faith shook in romance, my imagination danced

It's been lovely to have a longer weekend this week. I have long weekends at uni anyway as I finish on Thursday afternoon and I'm not in again until Monday afternoon, but it's still been different because everyone's had more time. It meant that when I got back from Leeds on Saturday afternoon there was still so much of the weekend left. I went to a birthday party at my friend's flat on Sunday night which involved a lot of dancing on sofas to Bowie and The Smiths. I spent bank holiday Monday eating breakfast food all day and watching Freaks and Geeks and Batman Begins with Ethan. 
Anyway, I've been journalling a lot recently; I've always tried to keep on top of documenting everything but this journal is the first time that it has all come together. It goes without saying that what captivates me most takes up a lot of space in my journal. Since discovering Park Hill flats in December they have been a huge fascination for me. These photos are from the first and second times I visited Park Hill- the second series in this post were taken in December by Ethan when we visited for the first time when we spent the day exploring the city and the first set of photos were taken by Antonio when he came up to Sheffield for a few days and we tried to fit in as many city highlights as possible. 
I know I've posted some of these before, but I wanted to have them all in one place.
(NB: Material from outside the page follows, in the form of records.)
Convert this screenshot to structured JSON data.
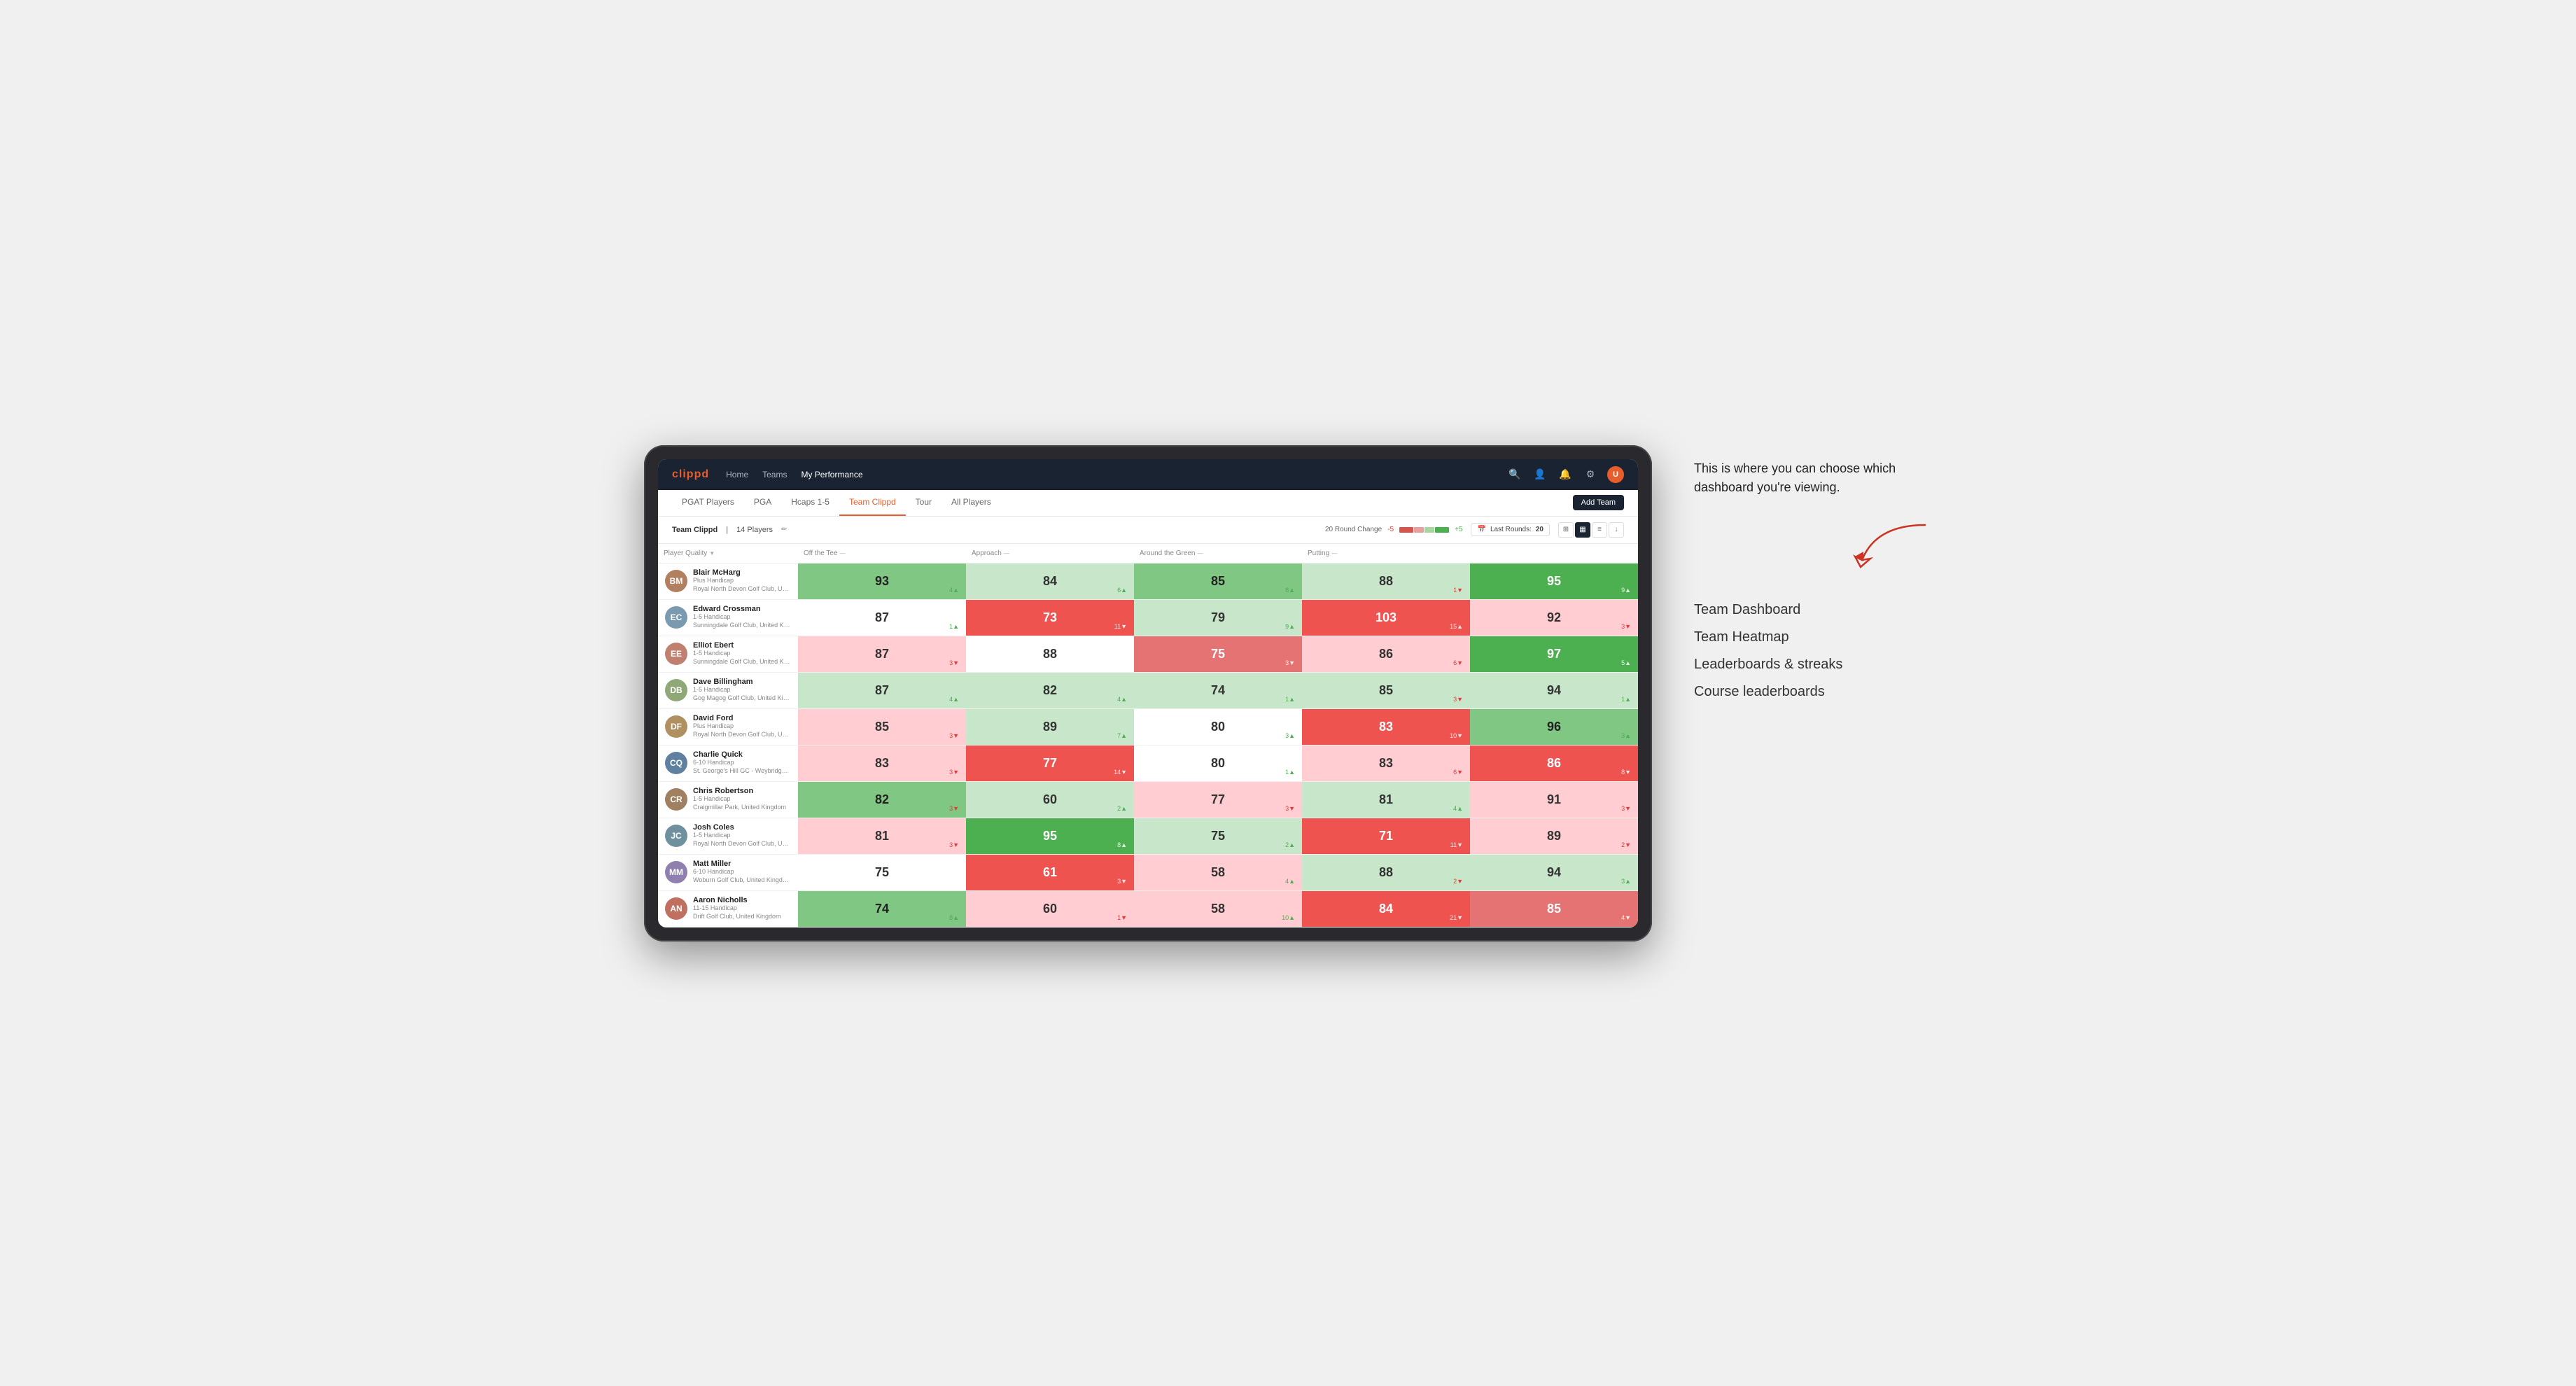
{
  "annotation": {
    "intro_text": "This is where you can choose which dashboard you're viewing.",
    "options": [
      "Team Dashboard",
      "Team Heatmap",
      "Leaderboards & streaks",
      "Course leaderboards"
    ]
  },
  "nav": {
    "logo": "clippd",
    "links": [
      "Home",
      "Teams",
      "My Performance"
    ],
    "active_link": "My Performance"
  },
  "sub_nav": {
    "links": [
      "PGAT Players",
      "PGA",
      "Hcaps 1-5",
      "Team Clippd",
      "Tour",
      "All Players"
    ],
    "active": "Team Clippd",
    "add_team_label": "Add Team"
  },
  "team_header": {
    "name": "Team Clippd",
    "separator": "|",
    "count": "14 Players",
    "round_change_label": "20 Round Change",
    "neg_label": "-5",
    "pos_label": "+5",
    "last_rounds_label": "Last Rounds:",
    "last_rounds_value": "20"
  },
  "columns": {
    "player": "Player Quality",
    "off_tee": "Off the Tee",
    "approach": "Approach",
    "around_green": "Around the Green",
    "putting": "Putting"
  },
  "players": [
    {
      "name": "Blair McHarg",
      "handicap": "Plus Handicap",
      "club": "Royal North Devon Golf Club, United Kingdom",
      "initials": "BM",
      "avatar_color": "#b08060",
      "scores": {
        "player_quality": {
          "value": 93,
          "change": "+4",
          "direction": "up",
          "bg": "bg-green-mid"
        },
        "off_tee": {
          "value": 84,
          "change": "+6",
          "direction": "up",
          "bg": "bg-green-light"
        },
        "approach": {
          "value": 85,
          "change": "+8",
          "direction": "up",
          "bg": "bg-green-mid"
        },
        "around_green": {
          "value": 88,
          "change": "-1",
          "direction": "down",
          "bg": "bg-green-light"
        },
        "putting": {
          "value": 95,
          "change": "+9",
          "direction": "up",
          "bg": "bg-green"
        }
      }
    },
    {
      "name": "Edward Crossman",
      "handicap": "1-5 Handicap",
      "club": "Sunningdale Golf Club, United Kingdom",
      "initials": "EC",
      "avatar_color": "#7a9ab0",
      "scores": {
        "player_quality": {
          "value": 87,
          "change": "+1",
          "direction": "up",
          "bg": "bg-white"
        },
        "off_tee": {
          "value": 73,
          "change": "-11",
          "direction": "down",
          "bg": "bg-red"
        },
        "approach": {
          "value": 79,
          "change": "+9",
          "direction": "up",
          "bg": "bg-green-light"
        },
        "around_green": {
          "value": 103,
          "change": "+15",
          "direction": "up",
          "bg": "bg-red"
        },
        "putting": {
          "value": 92,
          "change": "-3",
          "direction": "down",
          "bg": "bg-red-light"
        }
      }
    },
    {
      "name": "Elliot Ebert",
      "handicap": "1-5 Handicap",
      "club": "Sunningdale Golf Club, United Kingdom",
      "initials": "EE",
      "avatar_color": "#c08070",
      "scores": {
        "player_quality": {
          "value": 87,
          "change": "-3",
          "direction": "down",
          "bg": "bg-red-light"
        },
        "off_tee": {
          "value": 88,
          "change": "",
          "direction": "",
          "bg": "bg-white"
        },
        "approach": {
          "value": 75,
          "change": "-3",
          "direction": "down",
          "bg": "bg-red-mid"
        },
        "around_green": {
          "value": 86,
          "change": "-6",
          "direction": "down",
          "bg": "bg-red-light"
        },
        "putting": {
          "value": 97,
          "change": "+5",
          "direction": "up",
          "bg": "bg-green"
        }
      }
    },
    {
      "name": "Dave Billingham",
      "handicap": "1-5 Handicap",
      "club": "Gog Magog Golf Club, United Kingdom",
      "initials": "DB",
      "avatar_color": "#90a878",
      "scores": {
        "player_quality": {
          "value": 87,
          "change": "+4",
          "direction": "up",
          "bg": "bg-green-light"
        },
        "off_tee": {
          "value": 82,
          "change": "+4",
          "direction": "up",
          "bg": "bg-green-light"
        },
        "approach": {
          "value": 74,
          "change": "+1",
          "direction": "up",
          "bg": "bg-green-light"
        },
        "around_green": {
          "value": 85,
          "change": "-3",
          "direction": "down",
          "bg": "bg-green-light"
        },
        "putting": {
          "value": 94,
          "change": "+1",
          "direction": "up",
          "bg": "bg-green-light"
        }
      }
    },
    {
      "name": "David Ford",
      "handicap": "Plus Handicap",
      "club": "Royal North Devon Golf Club, United Kingdom",
      "initials": "DF",
      "avatar_color": "#b09060",
      "scores": {
        "player_quality": {
          "value": 85,
          "change": "-3",
          "direction": "down",
          "bg": "bg-red-light"
        },
        "off_tee": {
          "value": 89,
          "change": "+7",
          "direction": "up",
          "bg": "bg-green-light"
        },
        "approach": {
          "value": 80,
          "change": "+3",
          "direction": "up",
          "bg": "bg-white"
        },
        "around_green": {
          "value": 83,
          "change": "-10",
          "direction": "down",
          "bg": "bg-red"
        },
        "putting": {
          "value": 96,
          "change": "+3",
          "direction": "up",
          "bg": "bg-green-mid"
        }
      }
    },
    {
      "name": "Charlie Quick",
      "handicap": "6-10 Handicap",
      "club": "St. George's Hill GC - Weybridge - Surrey, Uni...",
      "initials": "CQ",
      "avatar_color": "#6080a0",
      "scores": {
        "player_quality": {
          "value": 83,
          "change": "-3",
          "direction": "down",
          "bg": "bg-red-light"
        },
        "off_tee": {
          "value": 77,
          "change": "-14",
          "direction": "down",
          "bg": "bg-red"
        },
        "approach": {
          "value": 80,
          "change": "+1",
          "direction": "up",
          "bg": "bg-white"
        },
        "around_green": {
          "value": 83,
          "change": "-6",
          "direction": "down",
          "bg": "bg-red-light"
        },
        "putting": {
          "value": 86,
          "change": "-8",
          "direction": "down",
          "bg": "bg-red"
        }
      }
    },
    {
      "name": "Chris Robertson",
      "handicap": "1-5 Handicap",
      "club": "Craigmillar Park, United Kingdom",
      "initials": "CR",
      "avatar_color": "#a08060",
      "scores": {
        "player_quality": {
          "value": 82,
          "change": "-3",
          "direction": "down",
          "bg": "bg-green-mid"
        },
        "off_tee": {
          "value": 60,
          "change": "+2",
          "direction": "up",
          "bg": "bg-green-light"
        },
        "approach": {
          "value": 77,
          "change": "-3",
          "direction": "down",
          "bg": "bg-red-light"
        },
        "around_green": {
          "value": 81,
          "change": "+4",
          "direction": "up",
          "bg": "bg-green-light"
        },
        "putting": {
          "value": 91,
          "change": "-3",
          "direction": "down",
          "bg": "bg-red-light"
        }
      }
    },
    {
      "name": "Josh Coles",
      "handicap": "1-5 Handicap",
      "club": "Royal North Devon Golf Club, United Kingdom",
      "initials": "JC",
      "avatar_color": "#7090a0",
      "scores": {
        "player_quality": {
          "value": 81,
          "change": "-3",
          "direction": "down",
          "bg": "bg-red-light"
        },
        "off_tee": {
          "value": 95,
          "change": "+8",
          "direction": "up",
          "bg": "bg-green"
        },
        "approach": {
          "value": 75,
          "change": "+2",
          "direction": "up",
          "bg": "bg-green-light"
        },
        "around_green": {
          "value": 71,
          "change": "-11",
          "direction": "down",
          "bg": "bg-red"
        },
        "putting": {
          "value": 89,
          "change": "-2",
          "direction": "down",
          "bg": "bg-red-light"
        }
      }
    },
    {
      "name": "Matt Miller",
      "handicap": "6-10 Handicap",
      "club": "Woburn Golf Club, United Kingdom",
      "initials": "MM",
      "avatar_color": "#9080b0",
      "scores": {
        "player_quality": {
          "value": 75,
          "change": "",
          "direction": "",
          "bg": "bg-white"
        },
        "off_tee": {
          "value": 61,
          "change": "-3",
          "direction": "down",
          "bg": "bg-red"
        },
        "approach": {
          "value": 58,
          "change": "+4",
          "direction": "up",
          "bg": "bg-red-light"
        },
        "around_green": {
          "value": 88,
          "change": "-2",
          "direction": "down",
          "bg": "bg-green-light"
        },
        "putting": {
          "value": 94,
          "change": "+3",
          "direction": "up",
          "bg": "bg-green-light"
        }
      }
    },
    {
      "name": "Aaron Nicholls",
      "handicap": "11-15 Handicap",
      "club": "Drift Golf Club, United Kingdom",
      "initials": "AN",
      "avatar_color": "#c07060",
      "scores": {
        "player_quality": {
          "value": 74,
          "change": "+8",
          "direction": "up",
          "bg": "bg-green-mid"
        },
        "off_tee": {
          "value": 60,
          "change": "-1",
          "direction": "down",
          "bg": "bg-red-light"
        },
        "approach": {
          "value": 58,
          "change": "+10",
          "direction": "up",
          "bg": "bg-red-light"
        },
        "around_green": {
          "value": 84,
          "change": "-21",
          "direction": "down",
          "bg": "bg-red"
        },
        "putting": {
          "value": 85,
          "change": "-4",
          "direction": "down",
          "bg": "bg-red-mid"
        }
      }
    }
  ]
}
A couple of weeks ago I went to an open air cinema screening of Romeo + Juliet at Park Hill flats. It was the perfect location for a film about doomed romance, as there is a sense of romantic tragedy at Park Hill. 
The initial vision for the construction of the brutalist flats was to transform an area previously known as "Little Chicago" (for it's high crime rate) into a perfect example of social housing, creating a tight sense of community to diminish crime. It worked at first. In the 1960s having the pub, local shops, pre-school and sport facilities all within the same complex was convenient and older residents talk about how lovely it was. However, by the 1980s, the "streets in the sky" where milk floats would drive up and down, had become a hub for gang crime. 
There are conflicting views of Park Hill. It is an ugly place; that's inarguable. It looks down over the city ominously, greeting you, as if as a reminder of Sheffield's physically unattractive industrial past, as you pull into the train station. On the other hand, you can see the I love you bridge from far away, especially when it is lit up at night. This is more like a symbol of hope and love; a message from the city to you (though the story behind it is of a love nearly as hopeless as Romeo and Juliet.) Despite its ugliness, Park Hill cannot be taken down because it is the largest listed building Europe. It was listed in the '90s for its brutalist architecture, but it is also a landmark of Sheffield; with it featuring in songs by Pulp and The Crookes and in an Arctic Monkeys music video. The red lights of The Leadmill sign can be seen from the I love you bridge and vice versa. 
The renovation of Park Hill began in 2011, a sign that the original vision for the flats has truly died. The flats are being marketed towards the wealthy and their artistic connotations are becoming gentrified. At the Romeo + Juliet screening there was a 30 minute video about the renovation before the film began. It was some of the most sickeningly in-your-face advertising I have ever seen and it jarred uncomfortably with the reasons why the event had appealed to me so much. 
The company renovating Park Hill decided to light up the graffiti on the I love you bridge as a warm message welcoming visitors to the city. The bridge reads "I love you will you marry me." The original graffiti read "Claire Middleton I love you will you marry me." The bridge has become a romantic symbol, but the erasing of the original message is kind of sad because it makes it so impersonal. Claire Middleton did not marry the man that wrote his proposal for the whole city to see and she recently died of cancer. The Crookes' "The I Love You Bridge" perfectly explains why it is still such a powerful and emotional symbol. 

I hope you all had a lovely weekend and bank holiday. Next weekend I'm going to Peddler night market on Friday and I'm seeing High-Rise on Saturday. I'm going to take some photos of the night market to post here and I'll write a bit about what I think of High-Rise.